Parks Canada is offering an explanation as to why the grounds around a national historic site on the Avalon Peninsula appear unkept.
A tourist's complaint about the grounds around Castle Hill prompted Parks Canada's quick response. (CBC)

Parks Canada says damage from Hurricane Igor is to blame after complaints that a National Historic Site's grounds on the Avalon Peninsula appear unkept.

Former Placentia resident Ron Miller told CBC News earlier this week that the grounds around Castle Hill in the town are in deplorable condition.

Miller said during a visit he saw numerous trees down across trails at the 17th century fortress left by French settlers. 

"Some cleanup had been done, I guess. I mean there's one picture on our Facebook page where you can see the trunk of the tree is actually sitting on a path with all its weight there," Miller said.

"There seems to be a lot of danger involved, along with the fact that it's just been neglected."

Miller added there was also missing signage.

Parks Canada acknowledged that there are downed trees on the trails surrounding Castle Hill, but added there is a good reason why.

Parks Canada spokesperson Glen Keough said hundreds of trees were blown down during Hurricane Igor three years ago, and they haven't removed them since on purpose. 

"A natural process is for trees to succumb to wind or disease or that type of thing. They then fall to the floor, help rejuvenate that forest — that's how those forests are rejuvenated," Keough said.

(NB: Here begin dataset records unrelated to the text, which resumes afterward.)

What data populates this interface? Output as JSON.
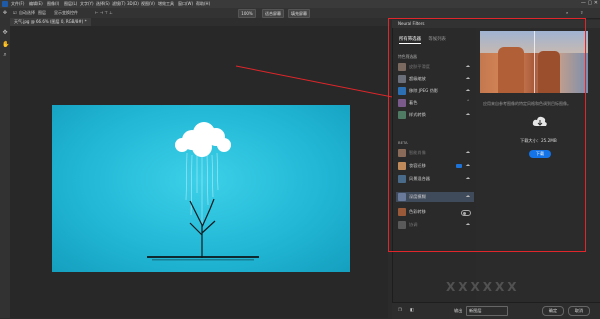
{
  "menubar": {
    "items": [
      "文件(F)",
      "编辑(E)",
      "图像(I)",
      "图层(L)",
      "文字(Y)",
      "选择(S)",
      "滤镜(T)",
      "3D(D)",
      "视图(V)",
      "增效工具",
      "窗口(W)",
      "帮助(H)"
    ]
  },
  "options": {
    "auto_select": "自动选择",
    "layer_select": "图层",
    "show_transform": "显示变换控件",
    "zoom": "100%",
    "fit_screen": "适合屏幕",
    "fill_screen": "填充屏幕"
  },
  "document": {
    "tab_label": "天气.jpg @ 66.6% (图层 0, RGB/8#) *"
  },
  "neural_filters": {
    "title": "Neural Filters",
    "tab_all": "所有筛选器",
    "tab_wait": "等候列表",
    "section_featured": "特色筛选器",
    "section_beta": "BETA",
    "featured": [
      {
        "label": "皮肤平滑度",
        "dim": true,
        "icon": "cloud-download-icon",
        "thumb": "#7a6a60"
      },
      {
        "label": "超级缩放",
        "dim": false,
        "icon": "cloud-download-icon",
        "thumb": "#6a6f7a"
      },
      {
        "label": "移除 JPEG 伪影",
        "dim": false,
        "icon": "cloud-download-icon",
        "thumb": "#2d6fb3"
      },
      {
        "label": "着色",
        "dim": false,
        "icon": "chevron-icon",
        "thumb": "#7a5a8a"
      },
      {
        "label": "样式转换",
        "dim": false,
        "icon": "cloud-download-icon",
        "thumb": "#4f7a63"
      }
    ],
    "beta": [
      {
        "label": "智能肖像",
        "dim": true,
        "icon": "cloud-download-icon",
        "thumb": "#8a6a58"
      },
      {
        "label": "妆容迁移",
        "dim": false,
        "icon": "badge",
        "thumb": "#c08a5a"
      },
      {
        "label": "风景混合器",
        "dim": false,
        "icon": "cloud-download-icon",
        "thumb": "#4a6a8a"
      },
      {
        "label": "深度模糊",
        "dim": false,
        "icon": "cloud-download-icon",
        "thumb": "#6a7a9a",
        "selected": true
      },
      {
        "label": "色彩转移",
        "dim": false,
        "icon": "toggle",
        "thumb": "#9a5a3a"
      },
      {
        "label": "协调",
        "dim": true,
        "icon": "cloud-download-icon",
        "thumb": "#5a5a5a"
      }
    ],
    "caption": "应用来自参考图像的特定风格和色调到目标图像。",
    "download_size": "下载大小：25.2MB",
    "download_button": "下载"
  },
  "bottom": {
    "output_label": "输出",
    "output_value": "新图层",
    "ok": "确定",
    "cancel": "取消"
  },
  "watermark": "ⅩⅩⅩⅩⅩⅩ",
  "colors": {
    "accent": "#1473e6",
    "annotation_red": "#e0262a",
    "canvas_cyan": "#22b8d6"
  }
}
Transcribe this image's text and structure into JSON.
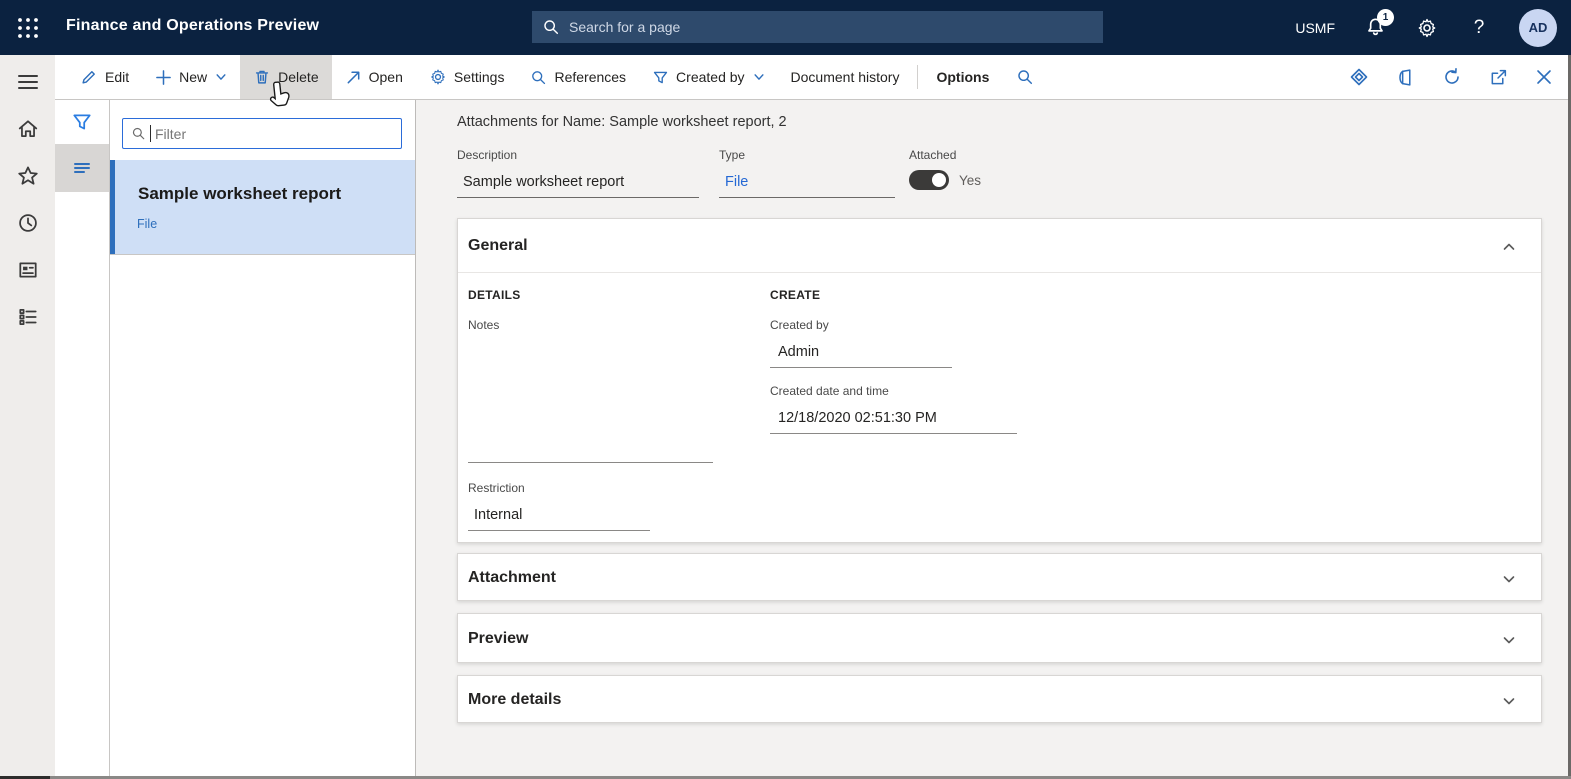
{
  "colors": {
    "topbar_bg": "#0b2240",
    "accent_blue": "#2e6fbc",
    "link_blue": "#2468d4",
    "selection_bg": "#cfdff6"
  },
  "topbar": {
    "app_title": "Finance and Operations Preview",
    "search_placeholder": "Search for a page",
    "search_value": "",
    "company": "USMF",
    "notification_count": "1",
    "help_label": "?",
    "avatar_initials": "AD"
  },
  "action_bar": {
    "edit": "Edit",
    "new": "New",
    "delete": "Delete",
    "open": "Open",
    "settings": "Settings",
    "references": "References",
    "created_by": "Created by",
    "document_history": "Document history",
    "options": "Options"
  },
  "left_panel": {
    "filter_placeholder": "Filter",
    "filter_value": "",
    "items": [
      {
        "title": "Sample worksheet report",
        "subtitle": "File",
        "selected": true
      }
    ]
  },
  "main": {
    "title": "Attachments for Name: Sample worksheet report, 2",
    "description_label": "Description",
    "description_value": "Sample worksheet report",
    "type_label": "Type",
    "type_value": "File",
    "attached_label": "Attached",
    "attached_state": "Yes",
    "sections": {
      "general": {
        "title": "General",
        "details_heading": "DETAILS",
        "create_heading": "CREATE",
        "notes_label": "Notes",
        "notes_value": "",
        "restriction_label": "Restriction",
        "restriction_value": "Internal",
        "created_by_label": "Created by",
        "created_by_value": "Admin",
        "created_datetime_label": "Created date and time",
        "created_datetime_value": "12/18/2020 02:51:30 PM"
      },
      "attachment": {
        "title": "Attachment"
      },
      "preview": {
        "title": "Preview"
      },
      "more_details": {
        "title": "More details"
      }
    }
  }
}
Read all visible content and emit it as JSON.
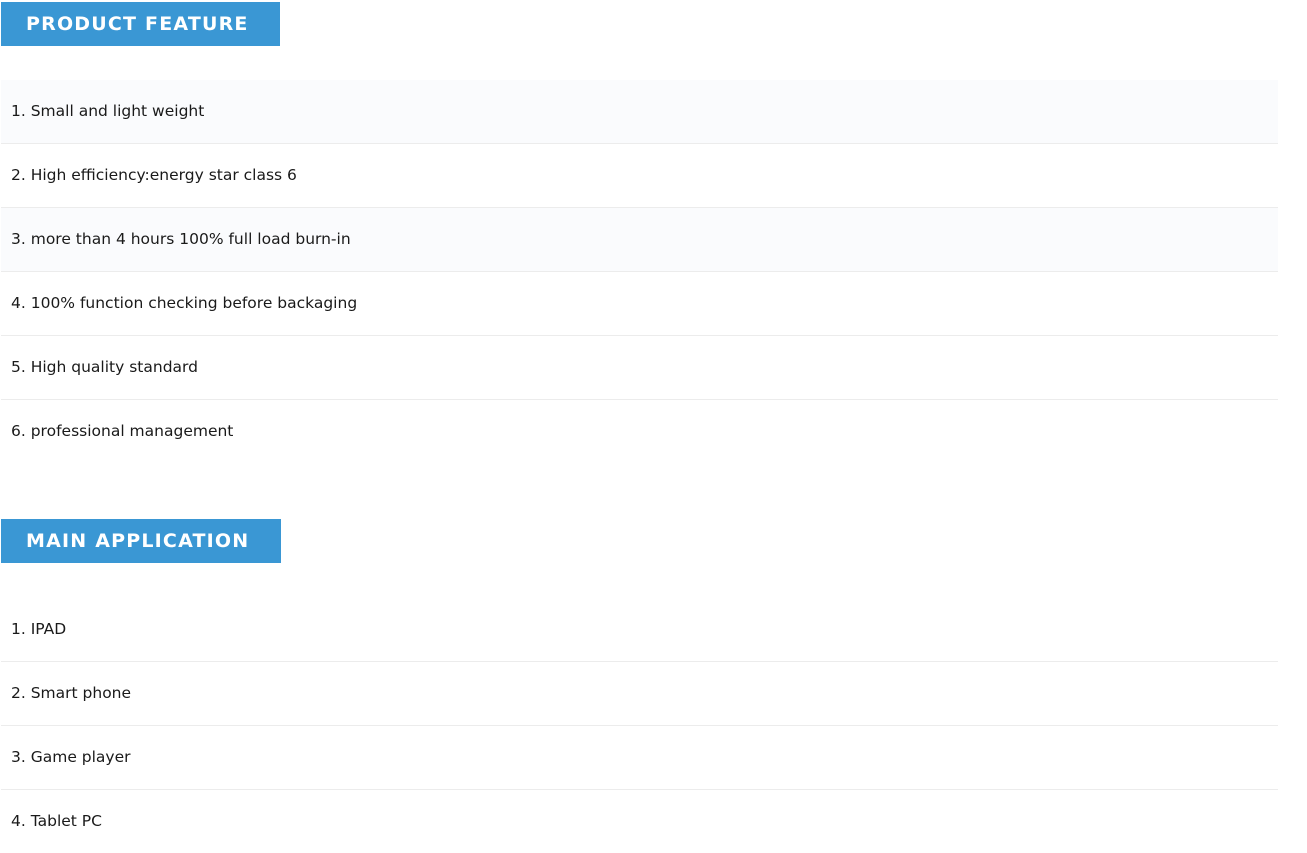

"As a policy we don't go into areas like that — we don't remove all of the downfall that are there," Keough said. 

As for missing signs, Keough said some signs are being re-done and will be back in place next year. 

Comments

To encourage thoughtful and respectful conversations, first and last names will appear with each submission to CBC/Radio-Canada's online communities (except in children and youth-oriented communities). Pseudonyms will no longer be permitted.

By submitting a comment, you accept that CBC has the right to reproduce and publish that comment in whole or in part, in any manner CBC chooses. Please note that CBC does not endorse the opinions expressed in comments. Comments on this story are moderated according to our Submission Guidelines. Comments are welcome while open. We reserve the right to close comments at any time.